How Growth Rates Impact P/E Ratios
If earnings fall then in the future the ‘E’ will be lower. That means even if the current P/E is low, it will increase over time if the share price stays flat. A higher P/E should indicate the stock is expensive relative to others — and that may encourage shareholders to sell.
Best Efforts Bank shrunk earnings per share by 28% over the last year. But over the longer term (5 years) earnings per share have increased by 22%. And it has shrunk its earnings per share by 4.4% per year over the last three years. This growth rate might warrant a low P/E ratio. This growth rate might warrant a low P/E ratio.
How Does Best Efforts Bank’s P/E Ratio Compare To Its Peers?
We can get an indication of market expectations by looking at the P/E ratio. As you can see below, Best Efforts Bank has a much higher P/E than the average company (16.9) in the capital markets industry.
Best Efforts Bank’s P/E tells us that market participants think the company will perform better than its industry peers, going forward. Shareholders are clearly optimistic, but the future is always uncertain. So investors should delve deeper. I like to check if company insiders have been buying or selling.
Remember: P/E Ratios Don’t Consider The Balance Sheet
The ‘Price’ in P/E reflects the market capitalization of the company. That means it doesn’t take debt or cash into account. In theory, a company can lower its future P/E ratio by using cash or debt to invest in growth.
Spending on growth might be good or bad a few years later, but the point is that the P/E ratio does not account for the option (or lack thereof).
Best Efforts Bank’s Balance Sheet
Best Efforts Bank has net cash of RUруб1.9b. That should lead to a higher P/E than if it did have debt, because its strong balance sheets gives it more options.
The Verdict On Best Efforts Bank’s P/E Ratio
Best Efforts Bank’s P/E is 80 which is way above average (7.2) in the RU market. The recent drop in earnings per share would make some investors cautious, but the net cash position means the company has time to improve: and the high P/E suggests the market thinks it will.
Investors have an opportunity when market expectations about a stock are wrong. People often underestimate remarkable growth — so investors can make money when fast growth is not fully appreciated. Although we don’t have analyst forecasts, you might want to assess this data-rich visualization of earnings, revenue and cash flow.
But note: Best Efforts Bank may not be the best stock to buy. So take a peek at this free list of interesting companies with strong recent earnings growth (and a P/E ratio below 20).

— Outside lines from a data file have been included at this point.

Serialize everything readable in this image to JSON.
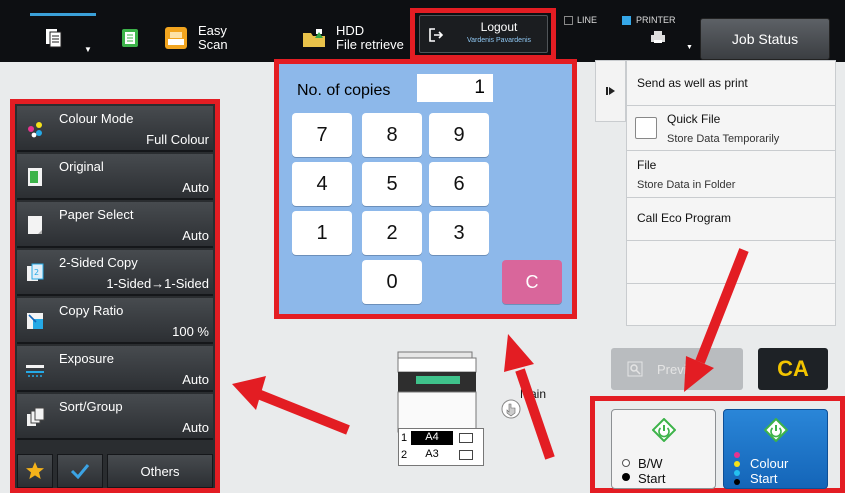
{
  "topbar": {
    "easy_scan_line1": "Easy",
    "easy_scan_line2": "Scan",
    "hdd_line1": "HDD",
    "hdd_line2": "File retrieve",
    "logout_label": "Logout",
    "logout_user": "Vardenis Pavardenis",
    "line_label": "LINE",
    "printer_label": "PRINTER",
    "job_status": "Job Status"
  },
  "functions": [
    {
      "label": "Colour Mode",
      "value": "Full Colour",
      "icon": "colour-mode-icon"
    },
    {
      "label": "Original",
      "value": "Auto",
      "icon": "original-icon"
    },
    {
      "label": "Paper Select",
      "value": "Auto",
      "icon": "paper-select-icon"
    },
    {
      "label": "2-Sided Copy",
      "value": "1-Sided→1-Sided",
      "icon": "duplex-icon"
    },
    {
      "label": "Copy Ratio",
      "value": "100 %",
      "icon": "copy-ratio-icon"
    },
    {
      "label": "Exposure",
      "value": "Auto",
      "icon": "exposure-icon"
    },
    {
      "label": "Sort/Group",
      "value": "Auto",
      "icon": "sort-group-icon"
    }
  ],
  "left_bottom": {
    "others_label": "Others"
  },
  "keypad": {
    "copies_label": "No. of copies",
    "copies_value": "1",
    "keys": [
      "7",
      "8",
      "9",
      "4",
      "5",
      "6",
      "1",
      "2",
      "3",
      "0"
    ],
    "clear_label": "C"
  },
  "right_panel": {
    "send_print": "Send as well as print",
    "quick_file_title": "Quick File",
    "quick_file_sub": "Store Data Temporarily",
    "file_title": "File",
    "file_sub": "Store Data in Folder",
    "eco": "Call Eco Program"
  },
  "preview_label": "Preview",
  "ca_label": "CA",
  "start": {
    "bw_line1": "B/W",
    "bw_line2": "Start",
    "colour_line1": "Colour",
    "colour_line2": "Start"
  },
  "machine": {
    "main_label": "Main",
    "tray1_num": "1",
    "tray1_size": "A4",
    "tray2_num": "2",
    "tray2_size": "A3"
  },
  "colors": {
    "highlight": "#e31d23",
    "keypad_bg": "#8db8ea",
    "accent_blue": "#1b74c8",
    "ca_yellow": "#f2c400"
  }
}
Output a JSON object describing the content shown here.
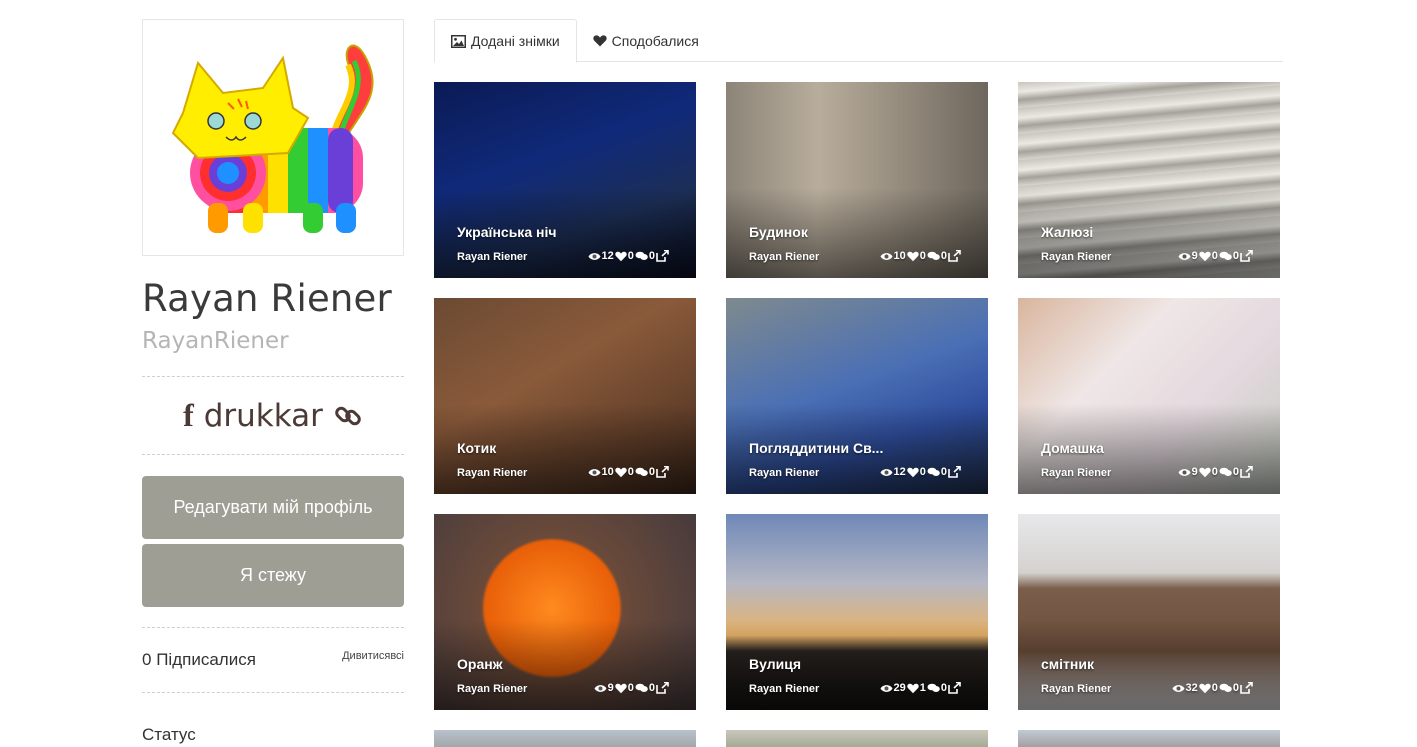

We aim to bring you long-term focused research analysis driven by fundamental data. Note that our analysis may not factor in the latest price-sensitive company announcements or qualitative material.
If you spot an error that warrants correction, please contact the editor at firstname.lastname@example.org. This article by Simply Wall St is general in nature. It does not constitute a recommendation to buy or sell any stock, and does not take account of your objectives, or your financial situation. Simply Wall St has no position in the stocks mentioned. Thank you for reading.